peter gabriel and the New Blood Orchestra: Chicago 6/20/2011
After many years of attending concerts, I can still say the best show I ever saw was Peter Gabriel in 1982. The “So” and “Us” tours were pretty damn good too. Unfortunately I missed him last time around, so it might come as a surprise that almost turned down an opportunity to go to the “New Blood” show.
Gabriel’s latest album, “Scratch My Back,” is a collection of covers performed with an orchestra. A very interesting project, but pretty subdued overall. “I bet this would be great live” was not the first thought that came to mind. As big a fan as I am, there were no plans made when the tour was announced. I thought about it again, but still did not commit. On the morning of the June 20th show in Chicago, there were still tickets available. I had the day off, so I bought a ticket and drove to the windy city. My enthusiasm began to grow with each passing mile. It dawned on me that I was not going to a rock show, but rather a unique concert experience. Peter Gabriel with an orchestra does sound pretty cool when given some thought.
I was a bit surprised that venue was The United Center, where The Chicago Bulls play. A smaller auditorium would seem more likely for an orchestra, and an artist that hasn’t had a hit in almost 20 years. The ease of getting a ticket and the lack of a sizeable crowd at entry had me concerned. By the time the show started however, there weren’t a significant amount of empty seats. I could also immediately tell that Gabriel wasn’t holding back on his renowned stage effects. Bright red designs were being projected on a long rectangular screen at stage level, and there were different things being shown on two elevated screens at the sides. These consisted of more “New Blood” artwork and promotional videos for WITNESS.
The lights dimmed and the crowd screamed as Peter took the stage. He introduced his vocalist Ane Brun, who performed as an opening act. The talented Norwegian singer/songwriter surprisingly only did two of her folk-style numbers. After Ane’s exit the intro to David Bowie’s “Heroe’s” started almost immediately. The crowd screamed, Gabriel took the stage, and the long screen rose to reveal the orchestra.

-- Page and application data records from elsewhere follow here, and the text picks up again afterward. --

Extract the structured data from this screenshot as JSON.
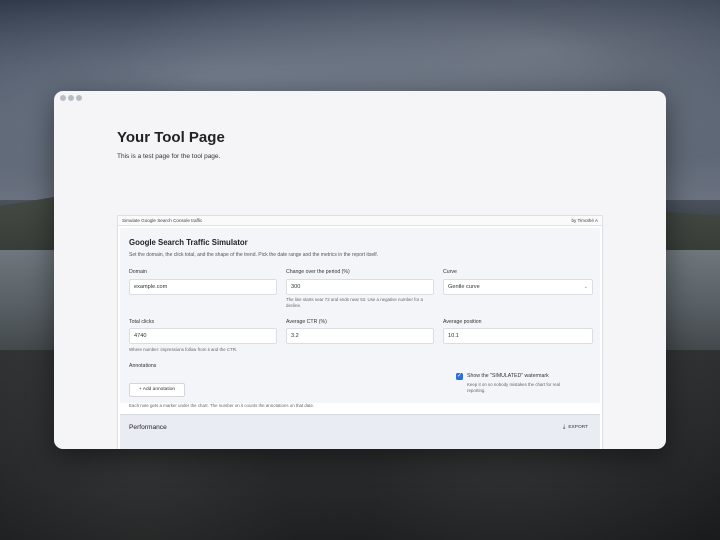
{
  "page": {
    "title": "Your Tool Page",
    "subtitle": "This is a test page for the tool page."
  },
  "panel": {
    "header_left": "Simulate Google Search Console traffic",
    "header_right": "by Timothé A",
    "sim_title": "Google Search Traffic Simulator",
    "sim_desc": "Set the domain, the click total, and the shape of the trend. Pick the date range and the metrics in the report itself."
  },
  "fields": {
    "domain": {
      "label": "Domain",
      "value": "example.com"
    },
    "change": {
      "label": "Change over the period (%)",
      "value": "300",
      "hint": "The line starts near 72 and ends near 53. Use a negative number for a decline."
    },
    "curve": {
      "label": "Curve",
      "value": "Gentle curve"
    },
    "clicks": {
      "label": "Total clicks",
      "value": "4740",
      "hint": "Where number: impressions follow from it and the CTR."
    },
    "ctr": {
      "label": "Average CTR (%)",
      "value": "3.2"
    },
    "position": {
      "label": "Average position",
      "value": "10.1"
    }
  },
  "annotations": {
    "label": "Annotations",
    "add_button": "+ Add annotation",
    "hint": "Each note gets a marker under the chart. The number on it counts the annotations on that date."
  },
  "watermark": {
    "label": "Show the \"SIMULATED\" watermark",
    "checked": true,
    "hint_line1": "Keep it on so nobody mistakes the chart for real",
    "hint_line2": "reporting."
  },
  "performance": {
    "title": "Performance",
    "export_label": "EXPORT",
    "export_icon": "download-icon"
  },
  "colors": {
    "accent": "#2f6fdc"
  }
}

After “Heroe’s” came “Wallflower” and Regina Spektor’s “Apre Moi.” I believe this is when trouble started for some in the audience. I don’t know if they hadn’t heard “Scratch My Back,” or didn’t realize that it was an actual orchestra performing. Maybe they weren’t paying attention when Peter described how the project started and the decision was made to eliminate the rock band. The shouts of, “You’re boring the hell out of me!” indicated that certain people had missed the point. This wasn’t supposed to be a rowdy, beer drinkin’ rock show. Sorry folks.
Gabriel is a storyteller. In the old days it used to be only introductory tales to the songs. That night he was talking about human rights, musical inspirations and the artist exchange that led to “Scratch my Back.” When talk about a tour came up it was realized that they didn’t have enough material from just the one album. So the decision was made to compose arrangements of his material as well. It seems they liked this idea the most since only four cover songs were performed. That didn’t bother me a bit. Don’t misunderstand, because the interpretations of other people’s work are fascinating. Especially when he told how much he liked the African Rhythms of Paul Simon’s “Graceland,” and pain of breaking it to Paul that all the Africa was going to be drained out of “Boy in the Bubble.” The simple fact is that the true emotional power was in Gabriel’s own work.

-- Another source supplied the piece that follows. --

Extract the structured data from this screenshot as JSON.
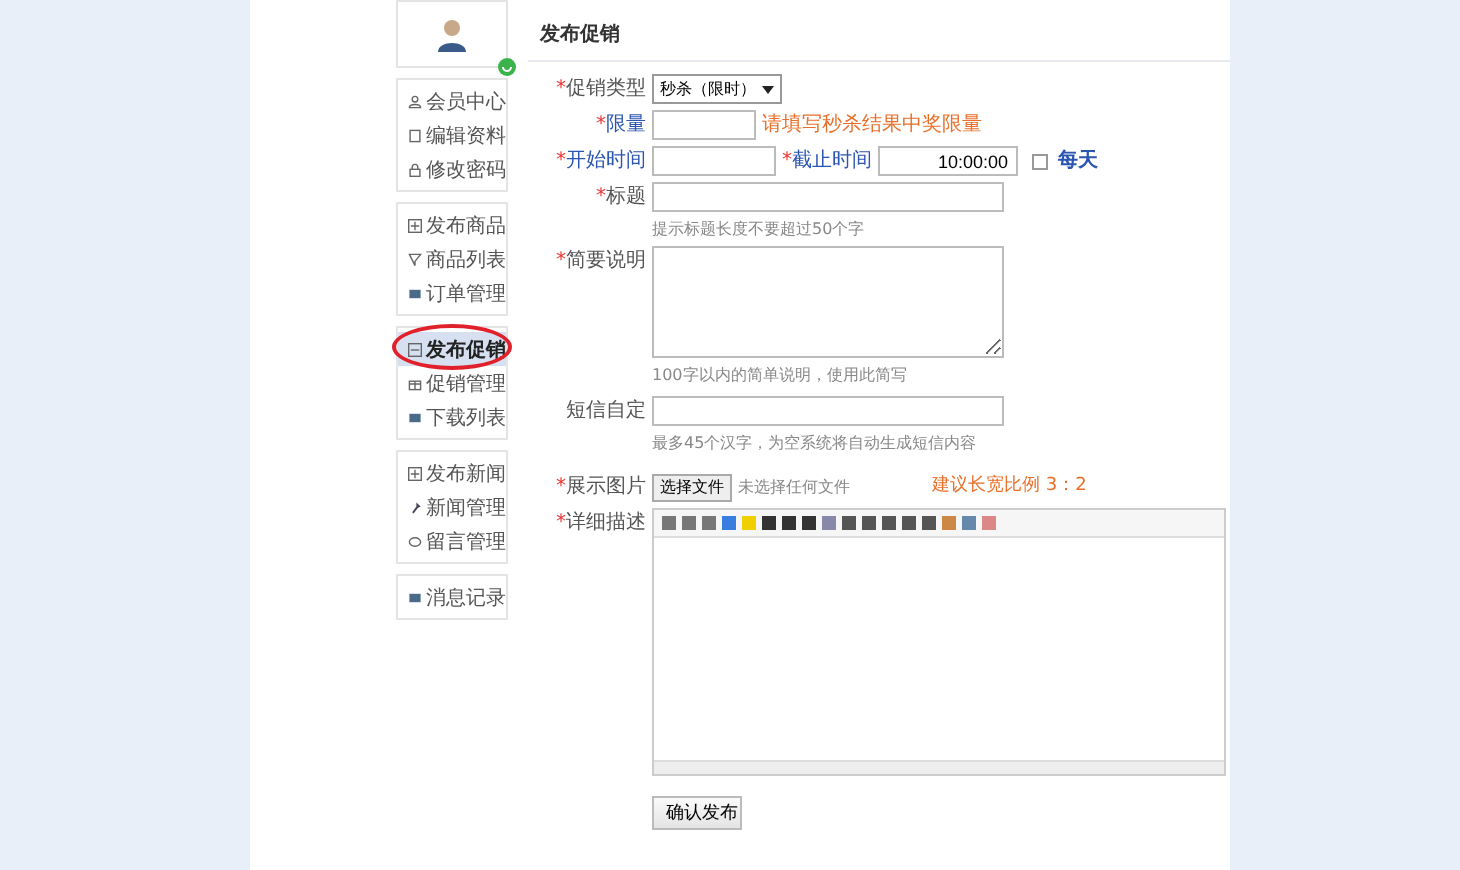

Emotional power is what this concert was all about. Sure we all tapped our feet to “Solsbury Hill” and raised our arms during “In Your Eyes,” but orchestral productions of songs like “Wallflower” and “San Jacinto” reach into your soul. Peter was on point as well, using only his voice and face to get the message across. Of course he did have substantial help from Ane Brun and his daughter Melanie. The music drew me in and held me captive. The spell only being occasionally interrupted by the shouts of the poor saps that just didn’t get it.
The only negative aspect was the same complaint I have about “Scratch My Back.” Both on the album and many times during the show it seems as if the orchestra was being held back. I can understand pulling back for effect every now and then, but if you are going to have an orchestra, use it! That is one heavy-duty musical arsenal just waiting to be accessed. “Rhythm of the Heat” is a prime example. There are so many opportunities to let loose in that number, but they didn’t until the very end of the song. I would also recommend not doing this type of thing in an arena. An auditorium/concert hall would have been much more appropriate.
The slight criticism aside, it was a wonderful evening. The length of the performance required an intermission, and explains why Ane Brun only had time for two songs. Even with a three song encore I was still left wanting more. It was beautiful, captivating and moving. As I said before, one of the most unique concert experiences of my life. If you get a chance, don’t hesitate like I did. It almost passed me by. There is also a DVD coming out, so check that out if you can’t do it in person.
Thanks Peter. Once again you have blown me away, and reinforced why you are one of my all time favorite artists.